• **SUPPLIED RECORDS**
=-=-=
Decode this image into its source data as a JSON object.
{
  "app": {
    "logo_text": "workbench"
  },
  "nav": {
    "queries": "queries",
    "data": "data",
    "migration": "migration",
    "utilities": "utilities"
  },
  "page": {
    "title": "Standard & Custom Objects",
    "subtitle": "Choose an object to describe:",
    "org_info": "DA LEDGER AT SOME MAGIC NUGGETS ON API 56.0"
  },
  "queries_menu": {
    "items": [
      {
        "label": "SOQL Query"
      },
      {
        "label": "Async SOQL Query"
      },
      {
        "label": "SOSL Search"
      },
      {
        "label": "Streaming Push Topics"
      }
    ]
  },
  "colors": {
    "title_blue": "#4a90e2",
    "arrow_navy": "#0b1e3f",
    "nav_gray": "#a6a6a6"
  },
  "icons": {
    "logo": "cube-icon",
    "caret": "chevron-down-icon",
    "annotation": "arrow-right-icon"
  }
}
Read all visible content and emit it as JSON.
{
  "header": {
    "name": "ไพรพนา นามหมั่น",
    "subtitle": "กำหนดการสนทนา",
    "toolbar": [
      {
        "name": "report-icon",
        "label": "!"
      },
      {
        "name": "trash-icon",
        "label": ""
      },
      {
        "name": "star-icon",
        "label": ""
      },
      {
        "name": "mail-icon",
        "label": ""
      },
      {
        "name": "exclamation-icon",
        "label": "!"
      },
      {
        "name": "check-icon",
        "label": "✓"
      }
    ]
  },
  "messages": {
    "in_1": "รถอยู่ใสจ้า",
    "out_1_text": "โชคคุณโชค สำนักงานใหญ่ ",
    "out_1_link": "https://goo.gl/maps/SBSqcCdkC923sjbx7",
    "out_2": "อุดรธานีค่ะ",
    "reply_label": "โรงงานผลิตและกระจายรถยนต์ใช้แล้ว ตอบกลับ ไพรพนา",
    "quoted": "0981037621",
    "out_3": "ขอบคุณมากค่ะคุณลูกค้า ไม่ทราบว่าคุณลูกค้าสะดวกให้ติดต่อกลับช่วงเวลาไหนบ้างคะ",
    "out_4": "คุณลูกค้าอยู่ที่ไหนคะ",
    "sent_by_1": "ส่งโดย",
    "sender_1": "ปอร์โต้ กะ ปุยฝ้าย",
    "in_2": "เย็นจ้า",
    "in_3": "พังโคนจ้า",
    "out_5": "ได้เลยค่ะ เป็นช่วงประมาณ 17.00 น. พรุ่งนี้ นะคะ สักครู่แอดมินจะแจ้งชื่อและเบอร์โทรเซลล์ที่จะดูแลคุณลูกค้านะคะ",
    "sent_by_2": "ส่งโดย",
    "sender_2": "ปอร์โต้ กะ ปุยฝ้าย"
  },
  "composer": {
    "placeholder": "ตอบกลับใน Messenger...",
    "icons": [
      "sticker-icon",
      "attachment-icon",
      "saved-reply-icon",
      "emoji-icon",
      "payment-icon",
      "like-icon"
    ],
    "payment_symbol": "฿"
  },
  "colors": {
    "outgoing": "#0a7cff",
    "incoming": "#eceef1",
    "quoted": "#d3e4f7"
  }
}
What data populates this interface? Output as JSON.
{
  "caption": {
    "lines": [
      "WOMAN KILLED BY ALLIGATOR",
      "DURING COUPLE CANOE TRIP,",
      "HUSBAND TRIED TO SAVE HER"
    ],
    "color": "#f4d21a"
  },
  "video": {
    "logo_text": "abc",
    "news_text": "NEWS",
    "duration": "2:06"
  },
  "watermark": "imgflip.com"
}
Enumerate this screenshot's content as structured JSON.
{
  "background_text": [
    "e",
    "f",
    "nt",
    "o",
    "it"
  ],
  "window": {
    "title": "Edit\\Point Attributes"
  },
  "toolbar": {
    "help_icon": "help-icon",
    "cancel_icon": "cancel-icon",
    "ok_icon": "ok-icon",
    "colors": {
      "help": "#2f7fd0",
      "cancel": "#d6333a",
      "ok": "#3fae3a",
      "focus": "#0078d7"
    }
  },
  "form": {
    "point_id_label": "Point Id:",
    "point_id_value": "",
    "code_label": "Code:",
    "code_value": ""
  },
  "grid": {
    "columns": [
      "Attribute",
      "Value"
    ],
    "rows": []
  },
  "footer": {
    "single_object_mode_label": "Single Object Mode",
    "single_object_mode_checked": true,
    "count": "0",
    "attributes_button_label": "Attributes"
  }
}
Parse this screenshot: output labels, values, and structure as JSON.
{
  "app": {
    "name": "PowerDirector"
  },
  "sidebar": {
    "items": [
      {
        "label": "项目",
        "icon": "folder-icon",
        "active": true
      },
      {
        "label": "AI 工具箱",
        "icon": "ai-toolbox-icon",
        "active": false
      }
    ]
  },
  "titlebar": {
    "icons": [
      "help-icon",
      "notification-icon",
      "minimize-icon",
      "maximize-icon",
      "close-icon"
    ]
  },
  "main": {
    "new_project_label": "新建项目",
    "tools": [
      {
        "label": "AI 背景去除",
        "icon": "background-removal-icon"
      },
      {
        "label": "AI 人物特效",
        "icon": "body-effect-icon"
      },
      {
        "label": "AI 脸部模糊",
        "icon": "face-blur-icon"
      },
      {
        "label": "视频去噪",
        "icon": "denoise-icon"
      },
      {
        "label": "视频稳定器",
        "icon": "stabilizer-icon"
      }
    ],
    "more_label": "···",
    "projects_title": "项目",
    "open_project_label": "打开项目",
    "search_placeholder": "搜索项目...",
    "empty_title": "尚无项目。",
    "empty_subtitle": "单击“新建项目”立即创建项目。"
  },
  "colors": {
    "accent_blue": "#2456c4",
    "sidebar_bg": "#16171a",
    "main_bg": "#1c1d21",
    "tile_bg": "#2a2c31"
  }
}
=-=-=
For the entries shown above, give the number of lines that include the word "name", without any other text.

8